— Problem description —
The required output is all lines below that contain the word "Remove".

─── Provided entries

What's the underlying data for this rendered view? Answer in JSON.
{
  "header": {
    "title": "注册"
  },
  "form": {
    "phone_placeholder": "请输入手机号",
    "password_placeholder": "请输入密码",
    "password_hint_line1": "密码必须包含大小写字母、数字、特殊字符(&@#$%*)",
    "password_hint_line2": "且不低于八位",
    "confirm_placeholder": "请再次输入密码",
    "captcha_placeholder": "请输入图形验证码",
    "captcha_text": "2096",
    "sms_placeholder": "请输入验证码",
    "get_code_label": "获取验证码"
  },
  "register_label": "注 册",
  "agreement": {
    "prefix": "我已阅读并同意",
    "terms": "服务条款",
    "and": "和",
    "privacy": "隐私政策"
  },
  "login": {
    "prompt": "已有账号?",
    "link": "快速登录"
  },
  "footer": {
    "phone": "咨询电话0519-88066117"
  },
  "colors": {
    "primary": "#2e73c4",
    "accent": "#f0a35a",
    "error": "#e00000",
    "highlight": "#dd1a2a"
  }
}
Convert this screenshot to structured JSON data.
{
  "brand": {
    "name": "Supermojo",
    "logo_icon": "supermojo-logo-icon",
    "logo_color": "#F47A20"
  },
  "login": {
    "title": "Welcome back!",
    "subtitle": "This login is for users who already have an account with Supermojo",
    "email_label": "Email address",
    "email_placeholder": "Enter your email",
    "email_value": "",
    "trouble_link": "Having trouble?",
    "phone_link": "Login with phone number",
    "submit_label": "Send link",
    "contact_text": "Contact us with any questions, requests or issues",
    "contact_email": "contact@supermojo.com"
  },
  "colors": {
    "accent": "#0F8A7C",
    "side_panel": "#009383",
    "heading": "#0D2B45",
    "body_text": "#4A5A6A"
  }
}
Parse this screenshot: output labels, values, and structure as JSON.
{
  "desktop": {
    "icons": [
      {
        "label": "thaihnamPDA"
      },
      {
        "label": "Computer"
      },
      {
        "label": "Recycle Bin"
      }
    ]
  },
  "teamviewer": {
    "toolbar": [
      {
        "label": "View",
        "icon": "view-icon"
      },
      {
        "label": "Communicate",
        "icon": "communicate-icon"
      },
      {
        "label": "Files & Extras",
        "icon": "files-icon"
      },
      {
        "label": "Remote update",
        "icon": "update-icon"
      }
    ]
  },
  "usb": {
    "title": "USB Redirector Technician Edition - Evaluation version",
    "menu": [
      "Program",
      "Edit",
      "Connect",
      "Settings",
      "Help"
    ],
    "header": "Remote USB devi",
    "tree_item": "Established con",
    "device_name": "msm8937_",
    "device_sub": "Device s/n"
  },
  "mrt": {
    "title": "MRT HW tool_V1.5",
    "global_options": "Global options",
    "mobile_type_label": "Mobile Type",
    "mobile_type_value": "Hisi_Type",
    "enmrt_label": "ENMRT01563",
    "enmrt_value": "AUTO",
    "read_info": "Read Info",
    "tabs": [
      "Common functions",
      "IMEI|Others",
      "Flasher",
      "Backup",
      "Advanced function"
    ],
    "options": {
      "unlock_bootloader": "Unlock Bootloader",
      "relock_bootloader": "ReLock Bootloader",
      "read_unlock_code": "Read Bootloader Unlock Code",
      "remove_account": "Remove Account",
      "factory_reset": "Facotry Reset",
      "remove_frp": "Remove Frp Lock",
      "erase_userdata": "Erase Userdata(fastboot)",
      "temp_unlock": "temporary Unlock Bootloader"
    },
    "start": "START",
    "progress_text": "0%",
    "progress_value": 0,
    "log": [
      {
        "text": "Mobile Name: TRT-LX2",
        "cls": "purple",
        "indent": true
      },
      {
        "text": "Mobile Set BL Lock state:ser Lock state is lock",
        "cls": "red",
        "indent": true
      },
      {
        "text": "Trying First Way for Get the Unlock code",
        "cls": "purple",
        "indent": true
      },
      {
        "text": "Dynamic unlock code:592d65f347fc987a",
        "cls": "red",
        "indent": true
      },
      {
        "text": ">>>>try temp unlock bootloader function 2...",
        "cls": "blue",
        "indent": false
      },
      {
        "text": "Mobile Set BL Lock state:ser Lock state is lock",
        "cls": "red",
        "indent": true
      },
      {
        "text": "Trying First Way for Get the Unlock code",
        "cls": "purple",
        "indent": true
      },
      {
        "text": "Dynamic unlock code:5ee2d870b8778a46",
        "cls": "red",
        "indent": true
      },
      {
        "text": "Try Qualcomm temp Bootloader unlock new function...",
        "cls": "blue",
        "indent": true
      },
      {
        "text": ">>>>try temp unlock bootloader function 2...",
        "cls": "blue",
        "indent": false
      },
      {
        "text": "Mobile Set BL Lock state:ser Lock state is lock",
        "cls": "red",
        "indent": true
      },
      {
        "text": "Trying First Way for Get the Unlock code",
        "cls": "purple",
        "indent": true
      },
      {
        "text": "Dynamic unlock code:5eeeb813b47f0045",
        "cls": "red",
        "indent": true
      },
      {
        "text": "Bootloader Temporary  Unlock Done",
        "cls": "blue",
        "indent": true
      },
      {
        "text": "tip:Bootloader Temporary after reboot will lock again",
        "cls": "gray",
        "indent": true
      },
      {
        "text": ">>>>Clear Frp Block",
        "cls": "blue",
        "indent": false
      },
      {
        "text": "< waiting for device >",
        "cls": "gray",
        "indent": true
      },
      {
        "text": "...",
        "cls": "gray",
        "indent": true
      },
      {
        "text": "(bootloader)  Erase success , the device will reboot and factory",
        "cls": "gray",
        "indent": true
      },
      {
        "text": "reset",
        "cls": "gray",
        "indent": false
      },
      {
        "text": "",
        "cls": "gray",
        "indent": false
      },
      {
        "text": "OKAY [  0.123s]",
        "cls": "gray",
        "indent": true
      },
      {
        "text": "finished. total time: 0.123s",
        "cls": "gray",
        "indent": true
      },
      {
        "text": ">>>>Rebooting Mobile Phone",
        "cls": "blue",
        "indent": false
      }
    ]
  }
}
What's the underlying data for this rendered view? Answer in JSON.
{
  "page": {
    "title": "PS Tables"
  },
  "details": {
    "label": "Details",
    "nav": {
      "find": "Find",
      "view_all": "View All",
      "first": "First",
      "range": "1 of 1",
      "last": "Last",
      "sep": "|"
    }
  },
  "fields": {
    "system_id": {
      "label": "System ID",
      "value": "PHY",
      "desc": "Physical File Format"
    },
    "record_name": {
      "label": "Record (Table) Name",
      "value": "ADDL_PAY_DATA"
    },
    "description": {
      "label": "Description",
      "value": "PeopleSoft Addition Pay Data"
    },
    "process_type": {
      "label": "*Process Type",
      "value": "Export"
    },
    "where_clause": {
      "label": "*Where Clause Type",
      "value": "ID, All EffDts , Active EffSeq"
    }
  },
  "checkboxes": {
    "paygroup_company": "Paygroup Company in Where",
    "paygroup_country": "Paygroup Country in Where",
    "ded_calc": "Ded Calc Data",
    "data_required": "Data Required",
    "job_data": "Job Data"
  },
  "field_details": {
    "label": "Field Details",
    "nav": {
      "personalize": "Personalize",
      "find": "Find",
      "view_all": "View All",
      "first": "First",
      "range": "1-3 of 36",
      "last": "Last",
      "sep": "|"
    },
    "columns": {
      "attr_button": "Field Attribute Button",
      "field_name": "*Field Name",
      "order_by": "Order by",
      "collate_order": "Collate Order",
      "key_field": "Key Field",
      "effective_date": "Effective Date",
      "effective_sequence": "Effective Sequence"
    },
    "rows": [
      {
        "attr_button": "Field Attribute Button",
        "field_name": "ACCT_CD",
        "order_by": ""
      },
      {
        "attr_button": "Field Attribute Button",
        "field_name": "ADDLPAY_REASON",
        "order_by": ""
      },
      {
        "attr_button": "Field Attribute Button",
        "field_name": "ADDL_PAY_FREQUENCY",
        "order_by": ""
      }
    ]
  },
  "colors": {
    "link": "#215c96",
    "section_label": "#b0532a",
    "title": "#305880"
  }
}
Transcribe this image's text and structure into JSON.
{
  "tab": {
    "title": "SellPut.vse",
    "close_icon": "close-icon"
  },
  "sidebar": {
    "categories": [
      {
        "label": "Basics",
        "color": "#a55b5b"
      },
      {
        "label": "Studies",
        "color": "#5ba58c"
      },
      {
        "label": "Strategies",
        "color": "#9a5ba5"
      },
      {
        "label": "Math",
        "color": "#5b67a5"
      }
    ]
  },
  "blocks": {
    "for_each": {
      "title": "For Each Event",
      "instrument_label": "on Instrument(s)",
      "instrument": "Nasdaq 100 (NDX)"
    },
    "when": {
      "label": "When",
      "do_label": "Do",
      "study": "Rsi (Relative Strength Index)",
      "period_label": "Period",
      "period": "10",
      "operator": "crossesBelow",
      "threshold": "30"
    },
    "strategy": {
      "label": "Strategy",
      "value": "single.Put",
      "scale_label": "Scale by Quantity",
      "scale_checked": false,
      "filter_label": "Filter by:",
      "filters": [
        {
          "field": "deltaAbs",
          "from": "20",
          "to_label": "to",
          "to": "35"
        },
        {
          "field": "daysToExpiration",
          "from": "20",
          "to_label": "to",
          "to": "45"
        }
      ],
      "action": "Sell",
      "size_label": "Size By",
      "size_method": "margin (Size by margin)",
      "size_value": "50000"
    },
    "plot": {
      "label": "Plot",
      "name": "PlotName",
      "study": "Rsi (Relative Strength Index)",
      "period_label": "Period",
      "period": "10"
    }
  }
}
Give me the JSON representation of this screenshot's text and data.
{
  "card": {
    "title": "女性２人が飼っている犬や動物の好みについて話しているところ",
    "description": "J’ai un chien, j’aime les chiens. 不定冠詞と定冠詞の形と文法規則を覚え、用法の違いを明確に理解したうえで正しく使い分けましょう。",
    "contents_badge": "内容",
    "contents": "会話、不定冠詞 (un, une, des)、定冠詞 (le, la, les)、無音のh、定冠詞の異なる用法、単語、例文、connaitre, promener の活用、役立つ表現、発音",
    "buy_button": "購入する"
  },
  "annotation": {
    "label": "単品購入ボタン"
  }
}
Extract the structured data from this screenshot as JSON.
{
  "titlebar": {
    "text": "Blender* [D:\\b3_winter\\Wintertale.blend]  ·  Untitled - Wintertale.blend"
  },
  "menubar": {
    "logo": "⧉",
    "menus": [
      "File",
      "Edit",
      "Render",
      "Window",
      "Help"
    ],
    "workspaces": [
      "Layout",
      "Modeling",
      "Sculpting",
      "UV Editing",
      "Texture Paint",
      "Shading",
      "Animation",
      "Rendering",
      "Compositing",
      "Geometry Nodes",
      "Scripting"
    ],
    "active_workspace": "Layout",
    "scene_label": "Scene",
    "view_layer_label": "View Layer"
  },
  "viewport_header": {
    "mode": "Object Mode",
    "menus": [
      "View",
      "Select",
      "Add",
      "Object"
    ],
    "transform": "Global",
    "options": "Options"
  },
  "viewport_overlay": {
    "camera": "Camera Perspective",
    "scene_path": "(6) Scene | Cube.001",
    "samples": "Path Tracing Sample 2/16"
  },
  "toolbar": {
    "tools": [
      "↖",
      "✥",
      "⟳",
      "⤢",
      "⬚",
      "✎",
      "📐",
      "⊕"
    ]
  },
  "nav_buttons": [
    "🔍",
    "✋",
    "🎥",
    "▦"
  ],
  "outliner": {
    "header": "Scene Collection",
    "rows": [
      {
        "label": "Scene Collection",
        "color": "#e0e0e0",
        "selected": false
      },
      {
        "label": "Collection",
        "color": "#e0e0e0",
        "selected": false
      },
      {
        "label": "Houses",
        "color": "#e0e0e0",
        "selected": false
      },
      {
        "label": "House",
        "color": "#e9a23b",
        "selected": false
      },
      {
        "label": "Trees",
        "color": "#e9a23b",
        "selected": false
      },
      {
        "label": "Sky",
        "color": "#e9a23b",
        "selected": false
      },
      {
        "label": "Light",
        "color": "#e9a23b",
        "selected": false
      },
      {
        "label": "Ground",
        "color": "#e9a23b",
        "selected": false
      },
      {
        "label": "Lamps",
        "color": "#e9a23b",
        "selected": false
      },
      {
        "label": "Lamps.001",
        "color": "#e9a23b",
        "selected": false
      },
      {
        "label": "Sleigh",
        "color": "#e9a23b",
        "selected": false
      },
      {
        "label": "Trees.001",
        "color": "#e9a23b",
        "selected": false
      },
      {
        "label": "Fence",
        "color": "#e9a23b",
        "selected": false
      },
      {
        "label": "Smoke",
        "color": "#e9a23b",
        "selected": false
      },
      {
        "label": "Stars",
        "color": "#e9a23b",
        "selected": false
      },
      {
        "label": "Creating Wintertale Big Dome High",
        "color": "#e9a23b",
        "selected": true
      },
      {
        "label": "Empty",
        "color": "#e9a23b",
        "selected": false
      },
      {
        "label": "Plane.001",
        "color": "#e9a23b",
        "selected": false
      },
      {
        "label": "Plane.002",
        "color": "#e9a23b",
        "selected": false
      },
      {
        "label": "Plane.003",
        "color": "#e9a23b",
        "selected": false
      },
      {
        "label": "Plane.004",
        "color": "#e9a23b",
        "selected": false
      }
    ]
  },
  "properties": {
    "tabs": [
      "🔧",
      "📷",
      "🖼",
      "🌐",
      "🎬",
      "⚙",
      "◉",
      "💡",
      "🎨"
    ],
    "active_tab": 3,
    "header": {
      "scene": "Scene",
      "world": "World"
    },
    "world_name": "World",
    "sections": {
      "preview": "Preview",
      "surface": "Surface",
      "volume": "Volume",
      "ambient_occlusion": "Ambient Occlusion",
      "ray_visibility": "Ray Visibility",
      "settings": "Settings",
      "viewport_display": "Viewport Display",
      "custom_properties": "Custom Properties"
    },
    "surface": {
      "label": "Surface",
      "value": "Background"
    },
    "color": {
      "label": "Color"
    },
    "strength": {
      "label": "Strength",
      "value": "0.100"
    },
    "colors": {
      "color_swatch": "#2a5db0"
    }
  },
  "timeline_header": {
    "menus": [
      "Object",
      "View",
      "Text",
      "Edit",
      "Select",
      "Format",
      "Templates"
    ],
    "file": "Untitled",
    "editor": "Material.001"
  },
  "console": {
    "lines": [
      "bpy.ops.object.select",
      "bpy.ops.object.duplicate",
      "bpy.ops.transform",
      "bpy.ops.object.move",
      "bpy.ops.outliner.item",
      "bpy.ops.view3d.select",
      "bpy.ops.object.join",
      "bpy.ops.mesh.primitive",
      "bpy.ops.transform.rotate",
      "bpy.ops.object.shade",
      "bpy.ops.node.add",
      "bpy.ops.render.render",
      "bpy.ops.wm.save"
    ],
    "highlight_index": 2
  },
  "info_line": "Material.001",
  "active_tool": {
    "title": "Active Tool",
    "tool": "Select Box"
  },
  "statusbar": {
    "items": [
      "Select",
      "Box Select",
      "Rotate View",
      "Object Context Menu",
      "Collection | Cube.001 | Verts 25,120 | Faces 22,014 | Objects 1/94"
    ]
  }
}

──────

— Solution to the problem —
      "remove_account": "Remove Account",
      "remove_frp": "Remove Frp Lock",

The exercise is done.